mertdawg wrote:
bushidobadboy wrote:
mertdawg wrote:
bushidobadboy wrote:
Oh and from what I understand, ‘super-compensation’ occurs when you have genuinely carb depleted for a few days, then train and intake plentiful carbs. I guess though, thinking about it that you can likely make this more effective with some PPS and glycine.

So I’m not sure that you attain super-compensation just from a single workout, followed by carbs. You need to trick the body into believing that it’s enduring a period of low carbs but lots of glycogen-depleting exercise so the body upregulates its muscle glycogen synthesis ability, before providing it with the carbs, at which point the mechanisms work in your favour, super-saturating the muscle with glycogen.

I could be wrong though :wink:

BBB
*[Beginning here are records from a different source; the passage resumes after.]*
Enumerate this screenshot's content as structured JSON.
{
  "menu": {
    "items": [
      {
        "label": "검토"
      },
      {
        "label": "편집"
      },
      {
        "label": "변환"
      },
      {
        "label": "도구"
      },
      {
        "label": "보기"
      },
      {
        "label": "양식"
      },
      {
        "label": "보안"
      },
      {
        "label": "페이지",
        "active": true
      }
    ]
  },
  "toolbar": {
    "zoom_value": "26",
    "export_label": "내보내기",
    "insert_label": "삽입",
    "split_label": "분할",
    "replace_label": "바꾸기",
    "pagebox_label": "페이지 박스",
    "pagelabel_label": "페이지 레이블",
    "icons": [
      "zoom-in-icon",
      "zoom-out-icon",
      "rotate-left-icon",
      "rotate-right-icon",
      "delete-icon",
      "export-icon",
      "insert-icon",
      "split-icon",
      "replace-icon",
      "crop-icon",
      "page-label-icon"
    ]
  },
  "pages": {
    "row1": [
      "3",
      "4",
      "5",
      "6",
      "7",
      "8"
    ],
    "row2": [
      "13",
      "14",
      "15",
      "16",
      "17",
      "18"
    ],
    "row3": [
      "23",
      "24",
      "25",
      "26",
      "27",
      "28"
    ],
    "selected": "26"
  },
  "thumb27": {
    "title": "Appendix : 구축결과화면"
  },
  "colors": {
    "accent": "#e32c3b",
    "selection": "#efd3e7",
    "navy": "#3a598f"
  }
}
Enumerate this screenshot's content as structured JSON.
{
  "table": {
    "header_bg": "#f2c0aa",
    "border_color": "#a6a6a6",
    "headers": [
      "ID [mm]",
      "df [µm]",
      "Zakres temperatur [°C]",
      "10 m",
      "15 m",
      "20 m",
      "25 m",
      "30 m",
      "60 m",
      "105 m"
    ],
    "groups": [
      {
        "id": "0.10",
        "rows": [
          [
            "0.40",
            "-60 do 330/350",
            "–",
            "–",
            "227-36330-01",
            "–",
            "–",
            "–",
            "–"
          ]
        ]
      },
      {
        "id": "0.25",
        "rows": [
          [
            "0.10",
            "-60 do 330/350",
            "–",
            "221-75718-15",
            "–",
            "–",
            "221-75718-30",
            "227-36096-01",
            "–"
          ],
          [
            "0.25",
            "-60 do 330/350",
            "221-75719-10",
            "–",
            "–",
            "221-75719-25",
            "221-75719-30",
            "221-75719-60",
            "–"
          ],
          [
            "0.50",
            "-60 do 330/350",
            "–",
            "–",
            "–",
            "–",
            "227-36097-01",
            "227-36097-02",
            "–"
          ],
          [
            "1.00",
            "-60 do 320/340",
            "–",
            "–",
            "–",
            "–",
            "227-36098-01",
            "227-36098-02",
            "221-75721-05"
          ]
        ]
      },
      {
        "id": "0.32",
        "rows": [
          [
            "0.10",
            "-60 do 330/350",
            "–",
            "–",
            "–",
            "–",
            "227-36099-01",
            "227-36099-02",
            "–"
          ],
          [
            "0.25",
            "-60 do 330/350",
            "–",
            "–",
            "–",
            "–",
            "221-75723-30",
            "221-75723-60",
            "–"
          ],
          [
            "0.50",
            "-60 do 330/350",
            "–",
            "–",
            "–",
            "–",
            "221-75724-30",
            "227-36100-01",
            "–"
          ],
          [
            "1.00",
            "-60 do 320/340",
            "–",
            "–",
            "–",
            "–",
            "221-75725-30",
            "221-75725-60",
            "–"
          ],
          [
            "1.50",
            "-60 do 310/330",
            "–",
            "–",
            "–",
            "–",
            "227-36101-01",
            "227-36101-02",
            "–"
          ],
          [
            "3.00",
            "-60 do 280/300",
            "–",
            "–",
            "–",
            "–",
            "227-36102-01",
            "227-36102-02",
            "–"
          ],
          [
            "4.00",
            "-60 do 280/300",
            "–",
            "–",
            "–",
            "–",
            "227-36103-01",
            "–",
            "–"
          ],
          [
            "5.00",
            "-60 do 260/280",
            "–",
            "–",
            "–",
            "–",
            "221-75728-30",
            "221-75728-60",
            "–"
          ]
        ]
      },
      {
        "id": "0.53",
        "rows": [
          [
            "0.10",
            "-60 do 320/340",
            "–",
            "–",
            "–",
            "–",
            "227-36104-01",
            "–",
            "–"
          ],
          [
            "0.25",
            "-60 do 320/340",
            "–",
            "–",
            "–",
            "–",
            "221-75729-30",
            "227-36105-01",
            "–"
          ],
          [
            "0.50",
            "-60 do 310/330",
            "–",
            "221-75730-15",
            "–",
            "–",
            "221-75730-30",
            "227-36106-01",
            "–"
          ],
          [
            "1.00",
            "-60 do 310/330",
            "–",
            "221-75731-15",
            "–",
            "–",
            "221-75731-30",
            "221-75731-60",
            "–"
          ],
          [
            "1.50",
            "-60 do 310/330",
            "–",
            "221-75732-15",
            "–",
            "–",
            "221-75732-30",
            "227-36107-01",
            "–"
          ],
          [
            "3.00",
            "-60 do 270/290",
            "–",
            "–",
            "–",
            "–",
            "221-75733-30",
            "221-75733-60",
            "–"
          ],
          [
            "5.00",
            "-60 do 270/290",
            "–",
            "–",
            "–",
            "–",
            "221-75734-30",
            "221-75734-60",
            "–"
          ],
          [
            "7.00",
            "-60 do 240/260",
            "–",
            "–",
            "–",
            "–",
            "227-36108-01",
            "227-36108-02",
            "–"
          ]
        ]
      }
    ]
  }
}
So do you think that the peri workout effect is from non-insulin mediated uptake? (muscles taking in carbs and AA’s when they contract even in the absence of insulin)/

No, because I’m pretty sure that I said “spiking insulin pre-workout” which means that there will be insulin in the system during at least part of your workout, if not the majority.

BBB

What I mean is, did the idea of the 1 hour window of opportunity arise because there was non-insulin mediated uptake during and right after a workout?

Ah I think I see what you are saying. In the ‘old days’ (lol, for want of a better word), it was avocated that you should employ the ‘golden hour’ to reload carbs.

I suspect this was due to experimental data that showed that certain processes were accelerated for approximately 60 minutes post-exercise. Unfortunately it now looks like other processes are hindered by catecholamines in the PWO window.

Dunno who is correct, but from experience in myself and those I work with, pre and peri-workout carbs seem to elicit a better response (in terms of lean mass gained Vs fat gained) than PWO carbs.

BBB[/quote]

Well, that’s good news for me. I always got bloated from post workout carbs and to be honest, say I had 100 grams of grape juice +20 whey post WO I swear I could still taste it 3-4 hours later so I doubt it was in my muscles. I could have that more diluted pre-WO, and the beginning of my WO and then switch to water and its out of my stomach an hour post WO.

plus I don’t have to go to sleep for an hour.